“There, on a writer’s whim and an editor’s decision, I was hooked with the idea that would consume me for the rest of my life,” she said in her autobiography.
The more she worked on this new book, the more she was convinced of what she has since preached to the world: that the massive wetlands in Florida’s interior is a river of grass, meandering to the sea, and a crucial part of the area’s rain machine.
“There are no other Everglades in the world,” her book begins. “They are, they have always been, one of the unique regions of the earth, remote, never wholly known.”
“The Everglades: River of Grass,” published in 1947, quickly became a bible for environmentalists; it still sells some 10,000 copies a year.
Florida writer Marjorie Kinnan Rawlings called it “this beautiful and bitter, sweet and savage book.” Hobe Sound environmentalist Nat Reed has called it “absolutely damn near poetry.”
Long before her book, activists who came before her had pushed to protect the Everglades, and the same year it came out, Mrs. Douglas sat with President Harry Truman at the ceremony creating Everglades National Park.
Then, in the 1960s, developers and government wanted to put a sprawling airport in the middle of the Everglades, run an expressway to it and allow growth on either side until a mega-city stretched from Miami to Naples. Environmentalists envisioned panthers, alligators and wading birds run out by convenience stores and housing tracts.
Mrs. Douglas and friends founded Friends of the Everglades, now boasting some 6,000 $10-a-year members.
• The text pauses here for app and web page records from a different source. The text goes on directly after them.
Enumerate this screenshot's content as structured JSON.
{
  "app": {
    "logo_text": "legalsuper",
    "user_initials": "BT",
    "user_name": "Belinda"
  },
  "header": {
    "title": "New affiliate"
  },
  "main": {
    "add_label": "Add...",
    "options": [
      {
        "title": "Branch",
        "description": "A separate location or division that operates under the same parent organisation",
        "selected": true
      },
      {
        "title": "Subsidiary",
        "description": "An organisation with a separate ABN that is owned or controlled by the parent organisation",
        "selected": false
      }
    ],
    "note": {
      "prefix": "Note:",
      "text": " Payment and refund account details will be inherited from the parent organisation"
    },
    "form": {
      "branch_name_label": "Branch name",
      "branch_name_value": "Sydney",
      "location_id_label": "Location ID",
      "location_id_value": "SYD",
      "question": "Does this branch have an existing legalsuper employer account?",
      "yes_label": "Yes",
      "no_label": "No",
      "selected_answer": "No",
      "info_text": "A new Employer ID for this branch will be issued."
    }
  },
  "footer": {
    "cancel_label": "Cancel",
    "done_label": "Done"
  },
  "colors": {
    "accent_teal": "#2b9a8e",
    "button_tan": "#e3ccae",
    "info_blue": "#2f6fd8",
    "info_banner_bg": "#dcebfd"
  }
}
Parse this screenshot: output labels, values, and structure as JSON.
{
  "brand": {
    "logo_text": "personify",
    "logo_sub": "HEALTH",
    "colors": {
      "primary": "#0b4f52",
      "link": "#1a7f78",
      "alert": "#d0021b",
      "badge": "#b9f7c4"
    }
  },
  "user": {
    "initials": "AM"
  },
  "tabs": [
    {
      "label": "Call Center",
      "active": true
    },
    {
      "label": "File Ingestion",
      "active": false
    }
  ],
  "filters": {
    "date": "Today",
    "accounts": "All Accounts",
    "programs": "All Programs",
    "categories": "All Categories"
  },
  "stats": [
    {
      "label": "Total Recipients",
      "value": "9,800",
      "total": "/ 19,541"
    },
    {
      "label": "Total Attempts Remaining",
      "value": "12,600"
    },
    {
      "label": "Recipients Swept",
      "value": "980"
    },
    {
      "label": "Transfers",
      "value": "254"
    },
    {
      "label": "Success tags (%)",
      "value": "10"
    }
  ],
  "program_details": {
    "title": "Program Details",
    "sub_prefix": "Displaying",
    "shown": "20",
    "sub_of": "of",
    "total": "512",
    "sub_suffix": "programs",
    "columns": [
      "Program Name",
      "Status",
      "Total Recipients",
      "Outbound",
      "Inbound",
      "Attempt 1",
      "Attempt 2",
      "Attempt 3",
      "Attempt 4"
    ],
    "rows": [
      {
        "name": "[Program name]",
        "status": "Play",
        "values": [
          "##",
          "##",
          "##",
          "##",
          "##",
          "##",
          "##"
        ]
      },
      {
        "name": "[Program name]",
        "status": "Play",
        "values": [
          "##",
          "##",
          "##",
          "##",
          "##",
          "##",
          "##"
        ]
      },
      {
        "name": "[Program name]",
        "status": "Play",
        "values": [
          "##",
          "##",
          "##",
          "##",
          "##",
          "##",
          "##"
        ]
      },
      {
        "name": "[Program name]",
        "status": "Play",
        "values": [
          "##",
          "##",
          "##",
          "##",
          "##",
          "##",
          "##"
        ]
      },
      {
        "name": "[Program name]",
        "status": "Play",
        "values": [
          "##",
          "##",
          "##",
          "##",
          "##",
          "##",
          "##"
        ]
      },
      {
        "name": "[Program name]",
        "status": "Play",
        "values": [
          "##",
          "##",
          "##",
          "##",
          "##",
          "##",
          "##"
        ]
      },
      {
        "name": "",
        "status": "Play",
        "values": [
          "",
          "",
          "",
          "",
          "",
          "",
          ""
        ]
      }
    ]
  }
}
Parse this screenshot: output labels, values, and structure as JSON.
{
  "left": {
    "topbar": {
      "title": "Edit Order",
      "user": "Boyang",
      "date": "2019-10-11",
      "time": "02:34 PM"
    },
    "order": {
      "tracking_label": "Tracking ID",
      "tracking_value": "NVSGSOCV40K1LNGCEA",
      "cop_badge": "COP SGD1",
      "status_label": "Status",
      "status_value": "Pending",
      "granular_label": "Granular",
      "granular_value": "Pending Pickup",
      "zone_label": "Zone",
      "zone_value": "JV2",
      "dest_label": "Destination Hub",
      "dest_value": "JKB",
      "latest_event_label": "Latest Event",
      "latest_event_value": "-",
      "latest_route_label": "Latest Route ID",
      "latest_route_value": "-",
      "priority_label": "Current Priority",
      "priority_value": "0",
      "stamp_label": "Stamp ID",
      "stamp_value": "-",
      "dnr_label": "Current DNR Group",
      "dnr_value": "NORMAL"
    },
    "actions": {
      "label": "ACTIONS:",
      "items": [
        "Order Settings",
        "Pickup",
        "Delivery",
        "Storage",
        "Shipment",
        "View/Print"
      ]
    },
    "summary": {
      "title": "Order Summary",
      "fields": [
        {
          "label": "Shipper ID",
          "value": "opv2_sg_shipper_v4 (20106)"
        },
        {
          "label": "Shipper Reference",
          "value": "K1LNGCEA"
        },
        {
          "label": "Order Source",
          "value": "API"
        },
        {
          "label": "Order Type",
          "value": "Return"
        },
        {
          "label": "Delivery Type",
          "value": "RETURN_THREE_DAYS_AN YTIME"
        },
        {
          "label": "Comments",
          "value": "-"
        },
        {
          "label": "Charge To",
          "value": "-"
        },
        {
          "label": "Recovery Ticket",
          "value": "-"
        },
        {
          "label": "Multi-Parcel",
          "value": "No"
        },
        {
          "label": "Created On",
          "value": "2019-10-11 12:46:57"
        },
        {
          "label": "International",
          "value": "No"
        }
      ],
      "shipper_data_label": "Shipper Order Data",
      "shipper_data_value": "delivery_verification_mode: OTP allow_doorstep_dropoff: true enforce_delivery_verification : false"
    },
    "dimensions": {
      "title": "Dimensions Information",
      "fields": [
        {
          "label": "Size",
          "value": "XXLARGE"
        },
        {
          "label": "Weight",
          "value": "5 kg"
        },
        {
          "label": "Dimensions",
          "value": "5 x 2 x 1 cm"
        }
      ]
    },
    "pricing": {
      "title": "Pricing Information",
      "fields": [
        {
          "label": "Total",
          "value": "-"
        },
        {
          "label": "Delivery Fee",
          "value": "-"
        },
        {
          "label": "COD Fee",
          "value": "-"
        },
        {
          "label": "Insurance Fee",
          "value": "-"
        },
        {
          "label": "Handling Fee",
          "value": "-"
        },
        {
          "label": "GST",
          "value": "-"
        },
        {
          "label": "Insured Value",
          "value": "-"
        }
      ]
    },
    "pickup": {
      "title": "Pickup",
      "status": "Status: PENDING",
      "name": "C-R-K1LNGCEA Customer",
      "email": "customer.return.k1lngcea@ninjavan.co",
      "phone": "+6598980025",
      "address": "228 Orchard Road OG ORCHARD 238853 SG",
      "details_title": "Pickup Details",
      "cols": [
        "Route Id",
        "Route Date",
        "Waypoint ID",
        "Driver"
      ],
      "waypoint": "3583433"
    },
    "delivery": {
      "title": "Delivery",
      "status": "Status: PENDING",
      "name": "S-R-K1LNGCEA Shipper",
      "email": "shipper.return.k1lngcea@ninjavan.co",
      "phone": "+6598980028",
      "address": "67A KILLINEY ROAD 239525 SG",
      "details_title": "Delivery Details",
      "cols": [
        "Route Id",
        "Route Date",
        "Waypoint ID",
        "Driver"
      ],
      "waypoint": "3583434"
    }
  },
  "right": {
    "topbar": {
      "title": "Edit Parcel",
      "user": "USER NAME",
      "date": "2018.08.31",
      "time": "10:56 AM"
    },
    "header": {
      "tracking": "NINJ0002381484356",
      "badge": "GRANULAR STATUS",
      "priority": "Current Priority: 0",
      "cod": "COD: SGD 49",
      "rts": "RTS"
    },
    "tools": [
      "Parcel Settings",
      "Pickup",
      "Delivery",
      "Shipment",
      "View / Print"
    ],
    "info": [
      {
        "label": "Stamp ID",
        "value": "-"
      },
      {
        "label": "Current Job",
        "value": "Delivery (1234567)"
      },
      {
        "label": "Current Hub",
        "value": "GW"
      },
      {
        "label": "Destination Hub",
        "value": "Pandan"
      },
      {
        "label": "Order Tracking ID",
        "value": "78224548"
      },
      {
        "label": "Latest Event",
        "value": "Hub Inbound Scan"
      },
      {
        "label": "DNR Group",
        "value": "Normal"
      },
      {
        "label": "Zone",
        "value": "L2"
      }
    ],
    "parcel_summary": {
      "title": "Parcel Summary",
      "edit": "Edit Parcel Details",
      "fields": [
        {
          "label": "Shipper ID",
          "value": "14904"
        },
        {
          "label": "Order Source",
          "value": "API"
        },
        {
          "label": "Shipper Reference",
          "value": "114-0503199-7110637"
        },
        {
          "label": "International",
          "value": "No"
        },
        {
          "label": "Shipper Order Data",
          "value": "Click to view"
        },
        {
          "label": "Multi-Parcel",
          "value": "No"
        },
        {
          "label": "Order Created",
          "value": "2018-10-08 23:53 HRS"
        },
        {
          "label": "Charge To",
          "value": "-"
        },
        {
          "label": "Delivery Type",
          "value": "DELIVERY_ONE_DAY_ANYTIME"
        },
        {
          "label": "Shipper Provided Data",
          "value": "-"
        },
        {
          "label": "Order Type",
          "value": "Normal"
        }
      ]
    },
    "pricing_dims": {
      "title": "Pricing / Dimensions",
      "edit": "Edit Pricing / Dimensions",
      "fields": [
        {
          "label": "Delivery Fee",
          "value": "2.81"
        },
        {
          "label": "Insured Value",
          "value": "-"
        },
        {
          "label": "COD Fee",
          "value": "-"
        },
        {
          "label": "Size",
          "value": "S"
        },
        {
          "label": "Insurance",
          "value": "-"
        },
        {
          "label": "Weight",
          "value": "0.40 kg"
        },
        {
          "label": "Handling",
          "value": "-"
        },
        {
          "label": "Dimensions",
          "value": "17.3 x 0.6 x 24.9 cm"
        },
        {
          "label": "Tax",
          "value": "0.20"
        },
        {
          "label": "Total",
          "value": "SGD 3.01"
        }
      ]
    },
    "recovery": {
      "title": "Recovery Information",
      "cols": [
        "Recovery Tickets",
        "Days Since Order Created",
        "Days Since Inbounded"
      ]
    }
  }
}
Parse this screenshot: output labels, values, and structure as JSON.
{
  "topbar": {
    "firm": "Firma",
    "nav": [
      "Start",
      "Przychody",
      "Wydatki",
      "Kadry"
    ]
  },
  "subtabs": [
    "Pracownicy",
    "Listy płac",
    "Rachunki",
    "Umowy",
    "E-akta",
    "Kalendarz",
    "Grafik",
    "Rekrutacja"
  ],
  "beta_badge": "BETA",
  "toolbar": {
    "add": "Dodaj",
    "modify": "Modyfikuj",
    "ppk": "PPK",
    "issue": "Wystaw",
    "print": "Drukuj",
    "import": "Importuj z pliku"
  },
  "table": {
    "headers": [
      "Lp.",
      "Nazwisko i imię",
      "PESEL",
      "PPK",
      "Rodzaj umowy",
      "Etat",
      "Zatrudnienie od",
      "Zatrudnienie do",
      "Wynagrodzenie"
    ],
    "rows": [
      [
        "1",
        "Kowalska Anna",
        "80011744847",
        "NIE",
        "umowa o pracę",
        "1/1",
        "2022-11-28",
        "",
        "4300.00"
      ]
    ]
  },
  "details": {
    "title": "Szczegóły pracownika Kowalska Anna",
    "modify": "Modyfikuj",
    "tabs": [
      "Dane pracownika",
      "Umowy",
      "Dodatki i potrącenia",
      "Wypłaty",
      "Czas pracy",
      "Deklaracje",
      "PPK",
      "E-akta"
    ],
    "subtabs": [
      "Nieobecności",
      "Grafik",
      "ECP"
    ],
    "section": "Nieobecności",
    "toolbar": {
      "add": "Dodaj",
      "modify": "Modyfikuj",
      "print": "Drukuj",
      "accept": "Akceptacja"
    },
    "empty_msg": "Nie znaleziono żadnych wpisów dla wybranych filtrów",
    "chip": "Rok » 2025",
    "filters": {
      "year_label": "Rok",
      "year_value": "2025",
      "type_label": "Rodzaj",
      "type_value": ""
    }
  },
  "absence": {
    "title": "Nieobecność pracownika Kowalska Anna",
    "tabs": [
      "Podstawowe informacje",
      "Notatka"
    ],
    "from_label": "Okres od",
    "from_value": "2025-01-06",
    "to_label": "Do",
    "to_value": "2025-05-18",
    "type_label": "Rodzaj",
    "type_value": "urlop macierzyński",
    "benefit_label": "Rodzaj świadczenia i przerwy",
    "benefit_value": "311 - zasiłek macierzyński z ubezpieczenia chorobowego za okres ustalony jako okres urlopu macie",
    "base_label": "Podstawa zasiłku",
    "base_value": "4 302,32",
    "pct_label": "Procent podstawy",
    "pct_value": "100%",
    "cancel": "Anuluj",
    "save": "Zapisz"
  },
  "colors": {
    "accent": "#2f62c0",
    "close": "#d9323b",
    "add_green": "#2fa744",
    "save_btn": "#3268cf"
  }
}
She was 80.
After the Jetport was scrapped, Mrs. Douglas and her group fought industrial parks in well fields, a Key Largo development and a tennis stadium on Key Biscayne. Friends of the Everglades has pushed for well field protection laws, government protection of the Biscayne Aquifer and Biscayne Bay and development of hazardous waste programs.
In later years, Mrs. Douglas was plagued by blindness and severe hearing problems but remained as feisty as ever and was sought by many for her wisdom. She spent each afternoon with a glass of scotch, answering her mail, making telephone calls and listening to books on tape.
Mrs. Douglas was blunt in saying farmers had no business in the Glades and should get out, and was vocal when the federal government sued state water managers in 1988 for failing to protect the Everglades from farm runoff.
“It’s expensive,” she said of the expected cleanup costs. “If you can’t afford to pay for your own pollution, you oughtn’t be in the business.”
Her accolades are many. Her name adorns a Broward County high school and the state’s Department of Natural Resources headquarters. In 1994, President Clinton called her “Grandmother of the Everglades” when he awarded her the Medal of Freedom.
U.S. Sen. Bob Graham said that all environmental victories are temporary and all defeats permanent.
But Mrs. Douglas would say, “It’s not too late. I’m not optimistic or pessimistic. It’s just got to be done.”